Excerpts from a dataset
****
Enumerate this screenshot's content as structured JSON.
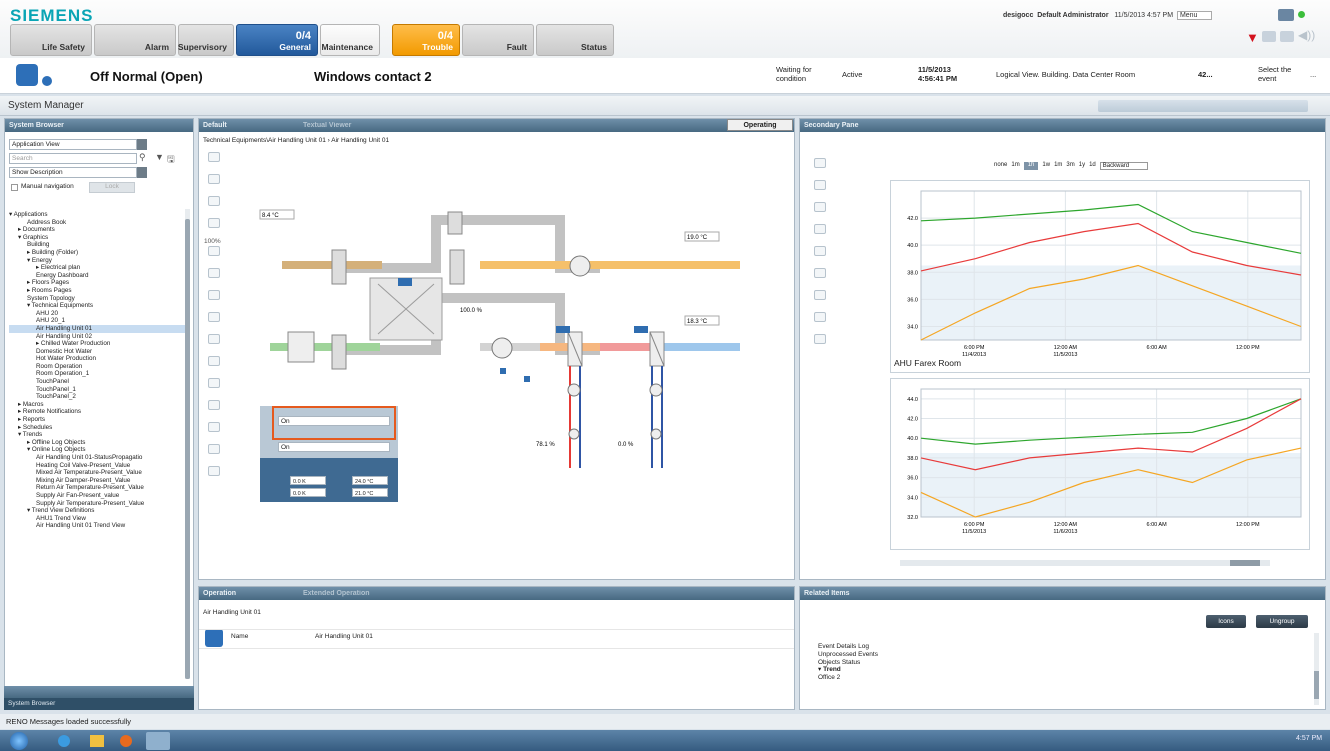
{
  "header": {
    "brand": "SIEMENS",
    "categories": [
      {
        "label": "Life Safety",
        "count": ""
      },
      {
        "label": "Alarm",
        "count": ""
      },
      {
        "label": "Supervisory",
        "count": ""
      },
      {
        "label": "General",
        "count": "0/4"
      },
      {
        "label": "Maintenance",
        "count": ""
      },
      {
        "label": "Trouble",
        "count": "0/4"
      },
      {
        "label": "Fault",
        "count": ""
      },
      {
        "label": "Status",
        "count": ""
      }
    ],
    "user": "desigocc",
    "role": "Default Administrator",
    "datetime": "11/5/2013  4:57 PM",
    "menu": "Menu"
  },
  "event": {
    "state": "Off Normal (Open)",
    "name": "Windows contact 2",
    "condition": "Waiting for condition",
    "status": "Active",
    "date": "11/5/2013",
    "time": "4:56:41 PM",
    "path": "Logical View. Building. Data Center Room",
    "count": "42...",
    "action": "Select the event",
    "more": "..."
  },
  "system_manager": {
    "title": "System Manager"
  },
  "left": {
    "header": "System Browser",
    "view": "Application View",
    "search_placeholder": "Search",
    "description": "Show Description",
    "manual_nav": "Manual navigation",
    "manual_nav_btn": "Lock",
    "tree": [
      {
        "t": "Applications",
        "d": 0,
        "x": "▾"
      },
      {
        "t": "Address Book",
        "d": 2,
        "x": ""
      },
      {
        "t": "Documents",
        "d": 1,
        "x": "▸"
      },
      {
        "t": "Graphics",
        "d": 1,
        "x": "▾"
      },
      {
        "t": "Building",
        "d": 2,
        "x": ""
      },
      {
        "t": "Building (Folder)",
        "d": 2,
        "x": "▸"
      },
      {
        "t": "Energy",
        "d": 2,
        "x": "▾"
      },
      {
        "t": "Electrical plan",
        "d": 3,
        "x": "▸"
      },
      {
        "t": "Energy Dashboard",
        "d": 3,
        "x": ""
      },
      {
        "t": "Floors Pages",
        "d": 2,
        "x": "▸"
      },
      {
        "t": "Rooms Pages",
        "d": 2,
        "x": "▸"
      },
      {
        "t": "System Topology",
        "d": 2,
        "x": ""
      },
      {
        "t": "Technical Equipments",
        "d": 2,
        "x": "▾"
      },
      {
        "t": "AHU 20",
        "d": 3,
        "x": ""
      },
      {
        "t": "AHU 20_1",
        "d": 3,
        "x": ""
      },
      {
        "t": "Air Handling Unit 01",
        "d": 3,
        "x": "",
        "sel": true
      },
      {
        "t": "Air Handling Unit 02",
        "d": 3,
        "x": ""
      },
      {
        "t": "Chilled Water Production",
        "d": 3,
        "x": "▸"
      },
      {
        "t": "Domestic Hot Water",
        "d": 3,
        "x": ""
      },
      {
        "t": "Hot Water Production",
        "d": 3,
        "x": ""
      },
      {
        "t": "Room Operation",
        "d": 3,
        "x": ""
      },
      {
        "t": "Room Operation_1",
        "d": 3,
        "x": ""
      },
      {
        "t": "TouchPanel",
        "d": 3,
        "x": ""
      },
      {
        "t": "TouchPanel_1",
        "d": 3,
        "x": ""
      },
      {
        "t": "TouchPanel_2",
        "d": 3,
        "x": ""
      },
      {
        "t": "Macros",
        "d": 1,
        "x": "▸"
      },
      {
        "t": "Remote Notifications",
        "d": 1,
        "x": "▸"
      },
      {
        "t": "Reports",
        "d": 1,
        "x": "▸"
      },
      {
        "t": "Schedules",
        "d": 1,
        "x": "▸"
      },
      {
        "t": "Trends",
        "d": 1,
        "x": "▾"
      },
      {
        "t": "Offline Log Objects",
        "d": 2,
        "x": "▸"
      },
      {
        "t": "Online Log Objects",
        "d": 2,
        "x": "▾"
      },
      {
        "t": "Air Handling Unit 01-StatusPropagatio",
        "d": 3,
        "x": ""
      },
      {
        "t": "Heating Coil Valve-Present_Value",
        "d": 3,
        "x": ""
      },
      {
        "t": "Mixed Air Temperature-Present_Value",
        "d": 3,
        "x": ""
      },
      {
        "t": "Mixing Air Damper-Present_Value",
        "d": 3,
        "x": ""
      },
      {
        "t": "Return Air Temperature-Present_Value",
        "d": 3,
        "x": ""
      },
      {
        "t": "Supply Air Fan-Present_value",
        "d": 3,
        "x": ""
      },
      {
        "t": "Supply Air Temperature-Present_Value",
        "d": 3,
        "x": ""
      },
      {
        "t": "Trend View Definitions",
        "d": 2,
        "x": "▾"
      },
      {
        "t": "AHU1 Trend View",
        "d": 3,
        "x": ""
      },
      {
        "t": "Air Handling Unit 01 Trend View",
        "d": 3,
        "x": ""
      }
    ],
    "footer1": "",
    "footer2": "System Browser"
  },
  "center": {
    "tab1": "Default",
    "tab2": "Textual Viewer",
    "mode": "Operating",
    "breadcrumb": "Technical Equipments\\Air Handling Unit 01  ›  Air Handling Unit 01",
    "zoom": "100%",
    "temps": {
      "t1": "8.4 °C",
      "t2": "19.0 °C",
      "t3": "18.3 °C"
    },
    "percents": {
      "p1": "100.0 %",
      "p2": "78.1 %",
      "p3": "0.0 %"
    },
    "ctrl": {
      "f1": "On",
      "f2": "On",
      "a1": "0.0 K",
      "a2": "24.0 °C",
      "b1": "0.0 K",
      "b2": "21.0 °C"
    }
  },
  "right": {
    "header": "Secondary Pane",
    "ranges": [
      "none",
      "1m",
      "1h",
      "1w",
      "1m",
      "3m",
      "1y",
      "1d"
    ],
    "direction": "Backward",
    "chart2_title": "AHU Farex Room"
  },
  "chart_data": [
    {
      "type": "line",
      "x": [
        "6:00 PM 11/4/2013",
        "12:00 AM 11/5/2013",
        "6:00 AM",
        "12:00 PM"
      ],
      "ylim": [
        33,
        44
      ],
      "yticks": [
        "42.0",
        "40.0",
        "38.0",
        "36.0",
        "34.0"
      ],
      "series": [
        {
          "color": "#2da62d",
          "values": [
            41.8,
            42.0,
            42.3,
            42.6,
            43.0,
            41.0,
            40.2,
            39.4
          ]
        },
        {
          "color": "#e83b3b",
          "values": [
            38.1,
            39.0,
            40.2,
            41.0,
            41.6,
            39.5,
            38.5,
            37.8
          ]
        },
        {
          "color": "#f5a623",
          "values": [
            33.0,
            35.0,
            36.8,
            37.5,
            38.5,
            37.0,
            35.5,
            34.0
          ]
        }
      ]
    },
    {
      "type": "line",
      "title": "AHU Farex Room",
      "x": [
        "6:00 PM 11/5/2013",
        "12:00 AM 11/6/2013",
        "6:00 AM",
        "12:00 PM"
      ],
      "ylim": [
        32,
        45
      ],
      "yticks": [
        "44.0",
        "42.0",
        "40.0",
        "38.0",
        "36.0",
        "34.0",
        "32.0"
      ],
      "series": [
        {
          "color": "#2da62d",
          "values": [
            40.0,
            39.4,
            39.8,
            40.1,
            40.4,
            40.6,
            42.0,
            44.0
          ]
        },
        {
          "color": "#e83b3b",
          "values": [
            38.0,
            36.8,
            38.0,
            38.5,
            39.0,
            38.6,
            41.0,
            44.0
          ]
        },
        {
          "color": "#f5a623",
          "values": [
            34.5,
            32.0,
            33.5,
            35.5,
            36.8,
            35.5,
            37.8,
            39.0
          ]
        }
      ]
    }
  ],
  "ops": {
    "tab1": "Operation",
    "tab2": "Extended Operation",
    "title": "Air Handling Unit 01",
    "field": "Name",
    "value": "Air Handling Unit 01"
  },
  "related": {
    "header": "Related Items",
    "btn_icons": "Icons",
    "btn_ungroup": "Ungroup",
    "items": [
      "Event Details Log",
      "Unprocessed Events",
      "Objects Status",
      "Trend",
      "Office 2"
    ]
  },
  "status_msg": "RENO Messages loaded successfully",
  "taskbar": {
    "time": "4:57 PM"
  }
}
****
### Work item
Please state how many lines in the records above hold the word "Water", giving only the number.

### Answer for the task
3